As the public becomes increasingly aware of the dangers of AI algorithmic bias and concerned over surveillance and militaristic applications of deep learning, there have been a growing number of calls for AI regulation. Whether new laws governing AI fairness or policies constraining the use of autonomous weapons systems, the challenge confronting policymakers is that AI is very much like encryption: it is not a single controlled algorithm that can be regulated, it is a portfolio of techniques that no single country controls and which are being advanced every day by researchers all across the world.
The almost unimaginably rapid progression of deep learning over the past half-decade into every corner of modern life has ushered in profoundly existential questions about how to ensure accurate, fair and beneficial use of this rapidly evolving technology.
When it comes to biased algorithms, the fundamental fairness of current AI systems has been largely left to market forces. In turn, basic economics has ensured that free but heavily biased data wins over costly but minimally biased data. How precisely could legislators mandate “fair” AI systems in a way that it could be quantitatively tested for compliance? Mandating that systems cannot exhibit differing accuracy across demographics is one possibility, but leaves open the door to myriad other ways in which algorithms can discriminate.
As AI systems encroach on regulated industries like the financial and housing sectors it is likely that existing anti-discrimination laws will begin to influence AI design. A mortgage lending algorithm that systematically denies applications according to protected characteristics like race will find itself afoul of the law without any further legislative action. As companies adapt their algorithms to the landscape of these regulated fields, it is likely that the practices and development workflows they develop will find their way into the rest of the AI landscape.
Regulating surveillance use of AI will encounter far more obstacles. As biometric authentication becomes more popular in consumer devices like smartphones and as global security conditions increase the use of biometrics as a counter-terrorism tool, societies will face increasing pressures against tighter regulation. Even those governments that have moved to regulate facial recognition in some way have all yielded laws that still explicitly or indirectly permit its use for a wide swath of applications.

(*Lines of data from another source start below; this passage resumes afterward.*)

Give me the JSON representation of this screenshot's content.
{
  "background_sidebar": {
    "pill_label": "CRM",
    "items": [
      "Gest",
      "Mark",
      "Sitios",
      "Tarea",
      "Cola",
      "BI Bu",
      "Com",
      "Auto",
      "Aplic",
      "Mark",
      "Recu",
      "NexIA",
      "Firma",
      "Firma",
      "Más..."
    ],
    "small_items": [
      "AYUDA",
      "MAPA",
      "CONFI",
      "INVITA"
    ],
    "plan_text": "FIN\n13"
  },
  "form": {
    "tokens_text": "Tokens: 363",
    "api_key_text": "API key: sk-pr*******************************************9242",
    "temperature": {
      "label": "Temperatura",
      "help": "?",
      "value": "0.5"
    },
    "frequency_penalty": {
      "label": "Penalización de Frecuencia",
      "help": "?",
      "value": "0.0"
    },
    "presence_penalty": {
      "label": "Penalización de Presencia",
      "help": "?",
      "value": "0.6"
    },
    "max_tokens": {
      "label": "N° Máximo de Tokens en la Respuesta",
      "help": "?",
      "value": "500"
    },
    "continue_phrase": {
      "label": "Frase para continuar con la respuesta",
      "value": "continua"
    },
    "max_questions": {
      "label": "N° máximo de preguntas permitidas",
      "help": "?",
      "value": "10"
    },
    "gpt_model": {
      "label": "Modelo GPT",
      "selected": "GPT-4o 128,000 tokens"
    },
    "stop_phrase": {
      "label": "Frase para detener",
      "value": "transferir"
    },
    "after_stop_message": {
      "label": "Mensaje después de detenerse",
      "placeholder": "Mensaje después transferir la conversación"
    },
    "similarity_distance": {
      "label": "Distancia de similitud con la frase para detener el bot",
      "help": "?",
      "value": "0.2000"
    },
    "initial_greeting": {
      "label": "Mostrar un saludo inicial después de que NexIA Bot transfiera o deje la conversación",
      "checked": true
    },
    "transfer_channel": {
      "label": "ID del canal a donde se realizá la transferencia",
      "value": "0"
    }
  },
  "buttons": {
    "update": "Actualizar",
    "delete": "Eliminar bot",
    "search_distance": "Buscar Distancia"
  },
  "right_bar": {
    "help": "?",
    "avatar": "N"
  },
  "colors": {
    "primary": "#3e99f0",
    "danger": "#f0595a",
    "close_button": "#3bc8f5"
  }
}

Any attempt to regulate military use of AI will run headfirst into the simple fact that governments across the world are already building autonomous capabilities into their weaponry. A nation today that passes legislation absolutely outlawing nuclear weapons has no impact on its adversaries that possess or are working to possess such weapons. Similarly, countries which restrict military use of AI will find themselves at an existential disadvantage should conflict arise.
In reality, most harmful applications of AI are merely inverses of beneficial applications. The police facial recognition that surveils dissidents is the same that prevents those police from unlocking dissidents’ phones without them being present. The autonomous flight and targeting controls of a lethal drone are the same that allows a mapping drone to catalog the devastation after a natural disaster to direct emergency aid.
Most importantly, however, like encryption, deep learning does not refer to any single algorithm or process. The field of deep learning encompasses a broad swath of approaches and algorithms and myriad variants, developed by countless individuals across many different countries. Attempts to regulate the field of AI in one country will have no impact on other countries. Moreover, the economic forces propelling AI development means even if governmental funding were to be restricted by legislation, private funding would more than make up the difference.
In the end, the simple fact is that AI cannot be regulated. Legislation can help curb specific applications in regulated industries like housing and the financial sector with regards to their impact in a single country, but when looking globally, AI will simply evolve wherever market and military forces take it.